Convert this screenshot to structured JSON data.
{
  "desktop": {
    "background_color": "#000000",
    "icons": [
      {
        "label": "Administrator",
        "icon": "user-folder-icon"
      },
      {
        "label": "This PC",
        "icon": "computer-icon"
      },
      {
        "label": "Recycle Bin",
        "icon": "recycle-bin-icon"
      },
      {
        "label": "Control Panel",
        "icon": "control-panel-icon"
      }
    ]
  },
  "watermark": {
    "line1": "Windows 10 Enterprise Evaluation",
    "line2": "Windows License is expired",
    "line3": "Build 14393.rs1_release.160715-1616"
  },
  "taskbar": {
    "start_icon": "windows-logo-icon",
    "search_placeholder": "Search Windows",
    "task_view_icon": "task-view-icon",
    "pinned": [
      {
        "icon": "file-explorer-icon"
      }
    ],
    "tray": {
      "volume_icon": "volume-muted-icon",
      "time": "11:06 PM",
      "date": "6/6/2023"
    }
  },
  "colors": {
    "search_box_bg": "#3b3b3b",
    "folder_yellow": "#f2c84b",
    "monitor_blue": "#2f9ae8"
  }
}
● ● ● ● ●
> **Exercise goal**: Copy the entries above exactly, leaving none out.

> **Solution for this exercise**:
Convert this screenshot to structured JSON data.
{
  "desktop": {
    "background_color": "#000000",
    "icons": [
      {
        "label": "Administrator",
        "icon": "user-folder-icon"
      },
      {
        "label": "This PC",
        "icon": "computer-icon"
      },
      {
        "label": "Recycle Bin",
        "icon": "recycle-bin-icon"
      },
      {
        "label": "Control Panel",
        "icon": "control-panel-icon"
      }
    ]
  },
  "watermark": {
    "line1": "Windows 10 Enterprise Evaluation",
    "line2": "Windows License is expired",
    "line3": "Build 14393.rs1_release.160715-1616"
  },
  "taskbar": {
    "start_icon": "windows-logo-icon",
    "search_placeholder": "Search Windows",
    "task_view_icon": "task-view-icon",
    "pinned": [
      {
        "icon": "file-explorer-icon"
      }
    ],
    "tray": {
      "volume_icon": "volume-muted-icon",
      "time": "11:06 PM",
      "date": "6/6/2023"
    }
  },
  "colors": {
    "search_box_bg": "#3b3b3b",
    "folder_yellow": "#f2c84b",
    "monitor_blue": "#2f9ae8"
  }
}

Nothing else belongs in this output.